It’s a particular sign of friendship that people know they can tease you – and that, even when there is a slight sting to their remarks, you rather like it. They email a photo of a gorilla that does slightly resemble you when you are fed up about something. If you’re catching a flight with them they suggest arriving five hours early (or maybe the night before), knowing your tendency to panic about being late; they secretly count the number of times you use a particular word and congratulate you after an hour for only having said ‘actually’ 23 times. They like making sly reminders of old follies – they don’t let you forget that the summer when you were sure you were going to live in a hut in Norway and grow your own vegetables (though you’ve ended up working in marketing for a major office supply firm and get your potatoes from the local supermarket).
At its best teasing allows genuinely difficult issues to be raised in an atmosphere of affection. Yes, you’re having an extra glass of wine, as you always seem to do. You do tend to predictably spin off into a rant on a strange range of topics: Japanese aesthetics, snowboarding, the future of China or the right way to make scrambled eggs. Your friends know exactly how to prod you into a state of high agitation. They are gently – and usefully – educating you in the distorted aspects of your own preoccupations; a lesson is being delivered in the form of a joke; when they start laughing just when you thought you were about to arrive at the clinching point and that you would, finally, persuade them of your superior wisdom on these matters.

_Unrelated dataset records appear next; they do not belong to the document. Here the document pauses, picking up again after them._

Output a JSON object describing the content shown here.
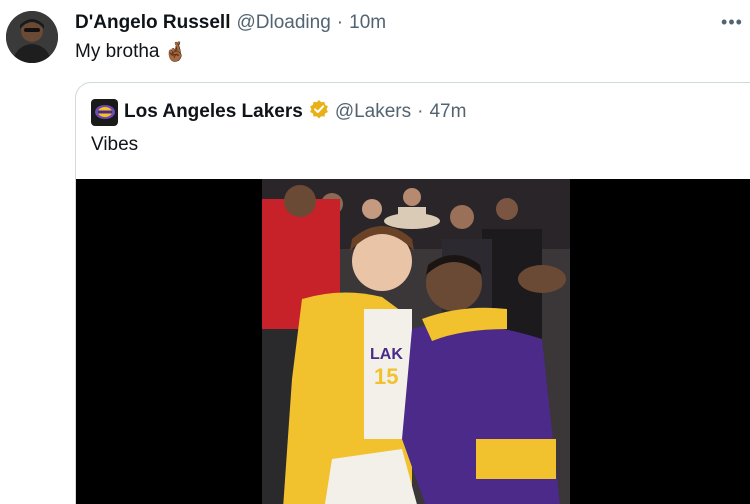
{
  "tweet": {
    "display_name": "D'Angelo Russell",
    "handle": "@Dloading",
    "separator": "·",
    "time": "10m",
    "text": "My brotha",
    "emoji": "🤞🏾",
    "more_icon": "more-horizontal-icon"
  },
  "quoted": {
    "display_name": "Los Angeles Lakers",
    "verified_icon": "verified-badge-icon",
    "verified_color": "#e9b116",
    "handle": "@Lakers",
    "separator": "·",
    "time": "47m",
    "text": "Vibes",
    "video_jersey": {
      "team": "LAK",
      "number": "15"
    }
  },
  "colors": {
    "text_primary": "#0f1419",
    "text_secondary": "#536471",
    "border": "#cfd9de",
    "lakers_gold": "#f6c125",
    "lakers_purple": "#4b2a8a"
  }
}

The crucial background is that the teasing friend has known all about these sides of you for ages and has stuck with you and is very fond of you. It can sound like such a little thing: they know my faults and they like me anyway. But really it’s a lovely thing – and much too rare.
So often a useful point can’t get through to us because we experience it as a criticism. We feel it is part of the case being made against us. It is a reason why we can’t be loved. And so we want if at all possible to shut it out of our minds or turn out own frustration with ourselves against the person reminding us of an unpalatable truth. It’s a key problem of life: we reject difficult but important knowledge because it comes wrapped in the wrong way. The old friend covers their insight in kindness and fun and so we may be able to acknowledge – in the guise of a tease – things we’ve savagely repudiated when we sensed scorn or disappointment in the delivery.

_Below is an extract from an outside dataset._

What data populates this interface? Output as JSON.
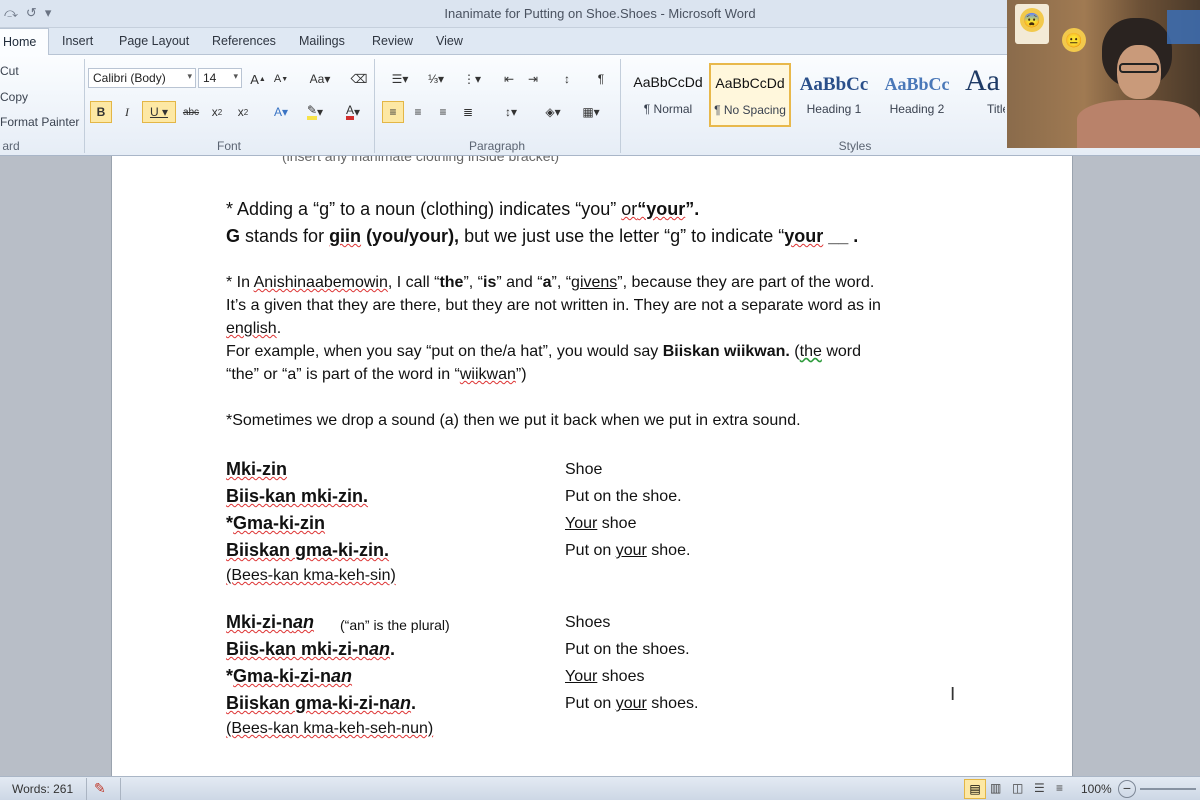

Teasing works because the old friend know you are not going to fall apart. They could wound you. They know how to deeply distress you and deliberately make sure not to. They don’t bluntly accuse you of having been awful to an ex (though you now recognise you were) or of having mucked up a portion of your career (which you never forget for a moment). The surrounding goodwill is large and well-established, the touch is light; the paws are velveted. That’s what it is to feel at the same time known and liked.
So often we despair of the two – knowledge and love – being united. It feels as if we can only secure the goodwill of others by carefully editing our self presentation and keeping the less admirable aspects of our characters hidden. Or we feel that we can be known only at the price of being condemned: if they saw the darker corners of who I am, no one could like me. The teasing old friend finds the small, wonderful intersection: they see us as we really are and yet they love us.
And at the heart of it there’s an unspoken invitation to reciprocate. It’s not one sided: you know how to tease them back and you know that’s a pleasure for them too.